DATASET:
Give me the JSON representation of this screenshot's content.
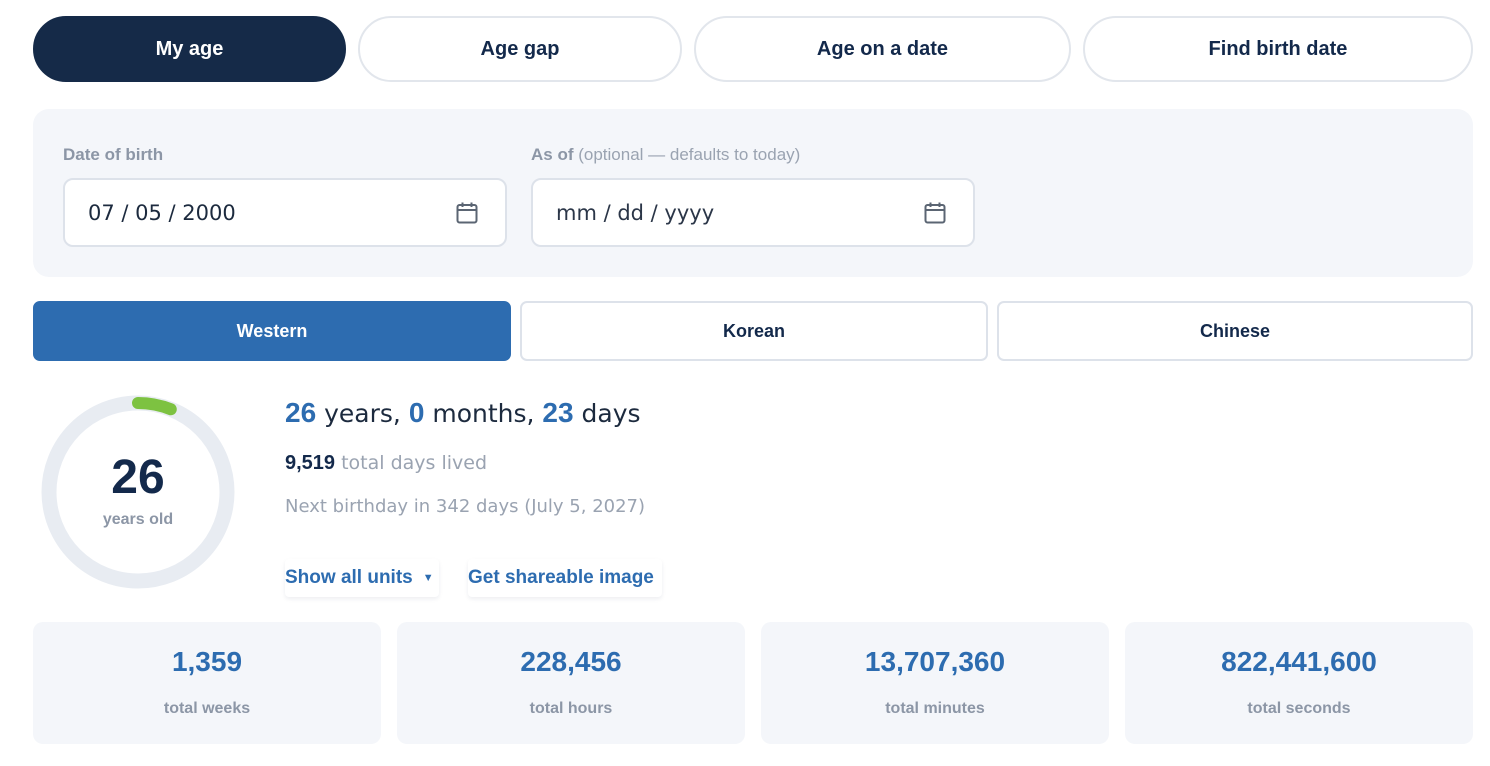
{
  "mode_tabs": [
    {
      "label": "My age",
      "active": true
    },
    {
      "label": "Age gap",
      "active": false
    },
    {
      "label": "Age on a date",
      "active": false
    },
    {
      "label": "Find birth date",
      "active": false
    }
  ],
  "inputs": {
    "dob_label": "Date of birth",
    "dob_value": "07 / 05 / 2000",
    "asof_label": "As of",
    "asof_hint": "(optional — defaults to today)",
    "asof_placeholder": "mm / dd / yyyy"
  },
  "calendar_tabs": [
    {
      "label": "Western",
      "active": true
    },
    {
      "label": "Korean",
      "active": false
    },
    {
      "label": "Chinese",
      "active": false
    }
  ],
  "result": {
    "age_years": "26",
    "ring_caption": "years old",
    "years_progress_fraction": 0.06,
    "years_num": "26",
    "years_word": "years,",
    "months_num": "0",
    "months_word": "months,",
    "days_num": "23",
    "days_word": "days",
    "total_days_num": "9,519",
    "total_days_text": "total days lived",
    "next_birthday": "Next birthday in 342 days (July 5, 2027)"
  },
  "actions": {
    "show_all_units": "Show all units",
    "get_shareable": "Get shareable image"
  },
  "stats": [
    {
      "value": "1,359",
      "label": "total weeks"
    },
    {
      "value": "228,456",
      "label": "total hours"
    },
    {
      "value": "13,707,360",
      "label": "total minutes"
    },
    {
      "value": "822,441,600",
      "label": "total seconds"
    }
  ],
  "colors": {
    "navy": "#152a48",
    "accent_blue": "#2d6cb0",
    "ring_track": "#e8ecf2",
    "ring_progress": "#7dc241"
  }
}
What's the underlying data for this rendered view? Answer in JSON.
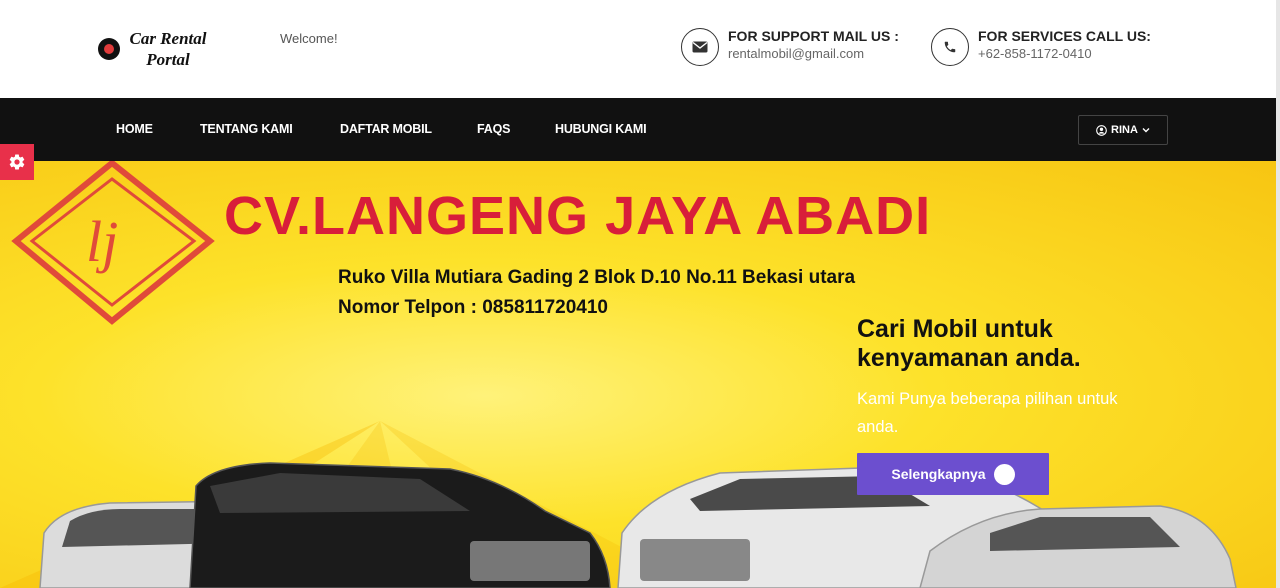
{
  "header": {
    "logo_line1": "Car Rental",
    "logo_line2": "Portal",
    "welcome": "Welcome!",
    "support": {
      "title": "FOR SUPPORT MAIL US :",
      "value": "rentalmobil@gmail.com",
      "icon": "envelope-icon"
    },
    "services": {
      "title": "FOR SERVICES CALL US:",
      "value": "+62-858-1172-0410",
      "icon": "phone-icon"
    }
  },
  "nav": {
    "items": [
      {
        "label": "HOME"
      },
      {
        "label": "TENTANG KAMI"
      },
      {
        "label": "DAFTAR MOBIL"
      },
      {
        "label": "FAQS"
      },
      {
        "label": "HUBUNGI KAMI"
      }
    ],
    "user_label": "RINA"
  },
  "hero": {
    "company": "CV.LANGENG JAYA ABADI",
    "address": "Ruko Villa Mutiara Gading 2 Blok D.10 No.11 Bekasi utara",
    "phone": "Nomor Telpon :  085811720410",
    "title": "Cari Mobil untuk kenyamanan anda.",
    "subtitle": "Kami Punya beberapa pilihan untuk anda.",
    "cta_label": "Selengkapnya"
  },
  "colors": {
    "navbar": "#111111",
    "accent_red": "#d81e3a",
    "cta_purple": "#6c4fcf",
    "hero_yellow": "#fde22a"
  }
}
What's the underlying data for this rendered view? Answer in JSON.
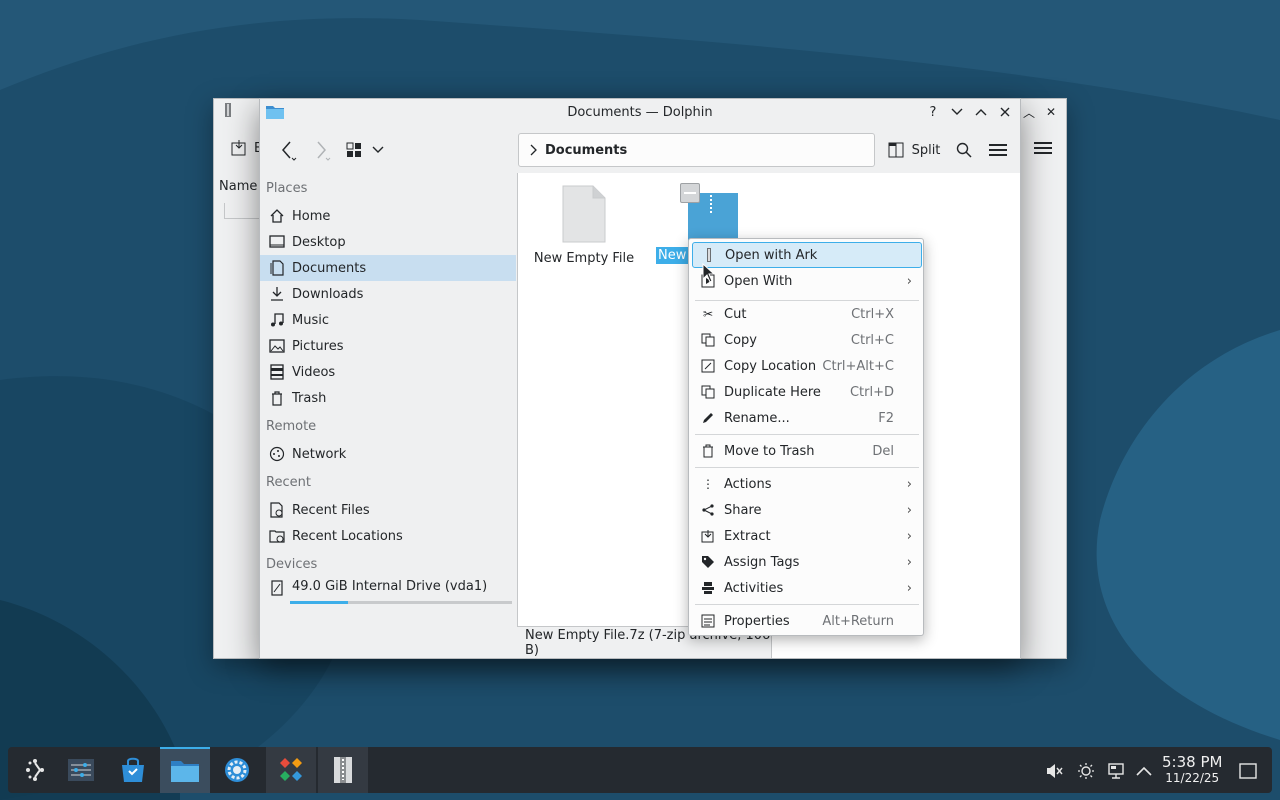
{
  "window": {
    "title": "Documents — Dolphin",
    "back_window_fragment": "E",
    "back_column_header": "Name"
  },
  "toolbar": {
    "location": "Documents",
    "split_label": "Split"
  },
  "places": {
    "sections": [
      {
        "header": "Places",
        "items": [
          "Home",
          "Desktop",
          "Documents",
          "Downloads",
          "Music",
          "Pictures",
          "Videos",
          "Trash"
        ]
      },
      {
        "header": "Remote",
        "items": [
          "Network"
        ]
      },
      {
        "header": "Recent",
        "items": [
          "Recent Files",
          "Recent Locations"
        ]
      },
      {
        "header": "Devices",
        "items": [
          "49.0 GiB Internal Drive (vda1)"
        ]
      }
    ],
    "active": "Documents",
    "drive_usage_fraction": 0.26
  },
  "files": [
    {
      "name": "New Empty File",
      "selected": false
    },
    {
      "name": "New",
      "selected": true
    }
  ],
  "status_text": "New Empty File.7z (7-zip archive, 106 B)",
  "context_menu": {
    "items": [
      {
        "label": "Open with Ark",
        "shortcut": "",
        "submenu": false,
        "icon": "ark-icon",
        "highlighted": true
      },
      {
        "label": "Open With",
        "shortcut": "",
        "submenu": true,
        "icon": "open-with-icon"
      },
      {
        "label": "Cut",
        "shortcut": "Ctrl+X",
        "submenu": false,
        "icon": "cut-icon"
      },
      {
        "label": "Copy",
        "shortcut": "Ctrl+C",
        "submenu": false,
        "icon": "copy-icon"
      },
      {
        "label": "Copy Location",
        "shortcut": "Ctrl+Alt+C",
        "submenu": false,
        "icon": "copy-location-icon"
      },
      {
        "label": "Duplicate Here",
        "shortcut": "Ctrl+D",
        "submenu": false,
        "icon": "duplicate-icon"
      },
      {
        "label": "Rename...",
        "shortcut": "F2",
        "submenu": false,
        "icon": "rename-icon"
      },
      {
        "label": "Move to Trash",
        "shortcut": "Del",
        "submenu": false,
        "icon": "trash-icon"
      },
      {
        "label": "Actions",
        "shortcut": "",
        "submenu": true,
        "icon": "actions-icon"
      },
      {
        "label": "Share",
        "shortcut": "",
        "submenu": true,
        "icon": "share-icon"
      },
      {
        "label": "Extract",
        "shortcut": "",
        "submenu": true,
        "icon": "extract-icon"
      },
      {
        "label": "Assign Tags",
        "shortcut": "",
        "submenu": true,
        "icon": "tag-icon"
      },
      {
        "label": "Activities",
        "shortcut": "",
        "submenu": true,
        "icon": "activities-icon"
      },
      {
        "label": "Properties",
        "shortcut": "Alt+Return",
        "submenu": false,
        "icon": "properties-icon"
      }
    ]
  },
  "taskbar": {
    "time": "5:38 PM",
    "date": "11/22/25",
    "apps": [
      "application-launcher",
      "system-settings-dashboard",
      "discover-store",
      "dolphin-file-manager",
      "system-settings",
      "kde-app",
      "ark-archiver"
    ]
  },
  "colors": {
    "accent": "#3daee9",
    "selection_bg": "#c8def0",
    "wallpaper": "#1d4d6b",
    "taskbar": "#252a30"
  }
}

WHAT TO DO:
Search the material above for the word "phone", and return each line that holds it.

THE ANSWER:
      "icon": "phone-icon"
    "phone": "Nomor Telpon :  085811720410",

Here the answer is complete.